Although we all contribute to Medicare throughout our work life, it will still cost you money once you are enrolled and active.  While Medicare Part A has no cost and covers hospital expenses, Medicare Part B has a base rate of $174.70 per person, per month and may increase with higher income brackets.  This is known as the Income-Related Monthly Adjustment Amount (IRMAA) and can cause Part B premiums as high as $594 per month.  IRMAA also applies to Part D (prescription drug coverage) and can add as much as $81 per month to your premium. Here is a great breakdown of the income brackets and associated premiums.

2024 Medicare Costs.

 

  1. Medicare gives you great access, but potentially big out of pocket costs.

With a few exceptions, you can see almost any doctor or visit almost any hospital across the country.  There is little in the way of referrals and prior authorizations needed.  If something is deemed medically necessary, you can get it done with little pushback.  However, with that freedom comes costs.  Original Medicare has no out-of-pocket- maximum to cap your expenses and Part B brings a 20% services charge.  This may not be a big deal for a primary care visit, but if you have open heart surgery you will certainly notice that 20% bill sent your way.
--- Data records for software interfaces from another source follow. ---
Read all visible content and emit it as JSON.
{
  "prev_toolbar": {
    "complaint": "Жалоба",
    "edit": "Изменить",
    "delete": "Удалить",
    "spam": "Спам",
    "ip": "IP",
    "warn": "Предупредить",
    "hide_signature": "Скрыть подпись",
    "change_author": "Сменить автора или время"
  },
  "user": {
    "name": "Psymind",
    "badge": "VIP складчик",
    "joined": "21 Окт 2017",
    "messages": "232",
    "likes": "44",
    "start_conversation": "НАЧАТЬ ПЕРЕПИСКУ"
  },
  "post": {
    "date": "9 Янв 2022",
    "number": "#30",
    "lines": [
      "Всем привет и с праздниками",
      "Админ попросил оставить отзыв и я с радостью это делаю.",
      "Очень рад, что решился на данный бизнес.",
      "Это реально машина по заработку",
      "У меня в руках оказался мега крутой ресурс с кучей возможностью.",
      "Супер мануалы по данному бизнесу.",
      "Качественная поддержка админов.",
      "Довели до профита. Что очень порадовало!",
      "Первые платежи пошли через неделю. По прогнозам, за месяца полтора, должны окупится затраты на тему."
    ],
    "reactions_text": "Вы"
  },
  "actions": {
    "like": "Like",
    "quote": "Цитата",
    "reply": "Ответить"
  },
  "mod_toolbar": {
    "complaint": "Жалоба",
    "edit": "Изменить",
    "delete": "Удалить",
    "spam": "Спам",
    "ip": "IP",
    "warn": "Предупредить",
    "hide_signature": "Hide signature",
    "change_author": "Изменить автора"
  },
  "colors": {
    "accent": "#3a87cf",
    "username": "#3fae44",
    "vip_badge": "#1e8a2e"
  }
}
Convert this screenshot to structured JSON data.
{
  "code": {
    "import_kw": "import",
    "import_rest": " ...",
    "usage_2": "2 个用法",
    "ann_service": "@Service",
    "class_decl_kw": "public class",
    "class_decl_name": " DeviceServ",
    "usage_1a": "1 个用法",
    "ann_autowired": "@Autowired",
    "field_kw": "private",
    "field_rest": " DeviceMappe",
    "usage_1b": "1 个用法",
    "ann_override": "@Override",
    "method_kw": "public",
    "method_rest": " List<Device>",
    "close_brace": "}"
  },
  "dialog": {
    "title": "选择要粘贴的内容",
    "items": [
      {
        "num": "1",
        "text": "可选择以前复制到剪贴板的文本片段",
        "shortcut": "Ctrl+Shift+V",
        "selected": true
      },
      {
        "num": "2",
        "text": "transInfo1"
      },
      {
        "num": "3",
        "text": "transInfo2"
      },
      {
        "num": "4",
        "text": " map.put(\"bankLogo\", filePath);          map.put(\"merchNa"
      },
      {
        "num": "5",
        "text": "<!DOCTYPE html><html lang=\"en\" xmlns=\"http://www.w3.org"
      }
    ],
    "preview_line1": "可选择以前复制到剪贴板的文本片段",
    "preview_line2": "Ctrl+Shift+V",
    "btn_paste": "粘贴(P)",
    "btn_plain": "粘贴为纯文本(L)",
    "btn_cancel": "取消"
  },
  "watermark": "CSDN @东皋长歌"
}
That’s why looking at supplement plans to cover those costs is extremely important.

 

  1. Medicare Supplement plans

You will hear many names for these plans, so I want the next couple of paragraphs to be crystal clear.  When you purchase A and B you have the ability to add a supplement policy, also known as Medigap.  Medigap provides the out-of-pocket cap that I described above.  There are also additional supplements that can be purchased with the most common being Plan G and Plan N.  Plan G caps ALL of your hospital and medical costs at $240 per year.  Plan N has the same maximum out of pocket for slightly lower premiums, but also tacks on co-pays for various visits and Part B excess charges.

 

Choosing the proper Medicare supplement is paramount to keeping you on track in your retirement plan as it removes a lot of the variability that may present itself during health issues.  And while purchasing a higher premium plan may sting a little, similar to life insurance, I look at these plans not for the base cost but for the ability to prevent the disaster for your plan. 

 

 

  1. Beware of Medicare ADVANTAGE plans.

We have all seen these infomercials on daytime and late night tv.  What I didn’t realize is this is a privatized version of Original Medicare.  So, while these advantage plans offer premiums of close to zero, often you pay for expenses a la carte as they arise.  They do offer out-of-pocket caps of around $4,000-$10,000, however, that is a huge variability in your planning depending on what your monthly retirement budget looks like.  More importantly, due to it being a private structure, Medicare Advantage plans don’t follow the same rules as Original Medicare.  They require referrals which can lead to delays in critical services.  They can deny claims that you and your doctor feel were medically necessary based on their own judgement.  For example, if you have to go through cancer treatments on your doctor’s advice that cost $50,000 you should only be responsible for your out-of-pocket max.  But if the Advantage plan disagrees with your doctor’s treatment plan, then the decision becomes yours and you may be on the hook for a hefty bill.

 

Medicare and that associated coverages are a very complicated topic.  One made even worse trying to deal with government red tape, understanding private vs. original and trying to decipher what seems like a different language in terms of costs.  Having added NJ Life and Health Insurance Group as a partner of Birds Eye Wealth Planning, I feel like we have added another tool to solidify your overall financial plan and prevent any unforeseen disasters when it comes to health care.  Please do not hesitate to reach out to them or to me if you have any additional questions.  Feel free to share this with anyone you think may benefit.

 

NJ Life and Health can be reached at their Toms River office at 848-226-6897

http://www.njlifeandhealth.com/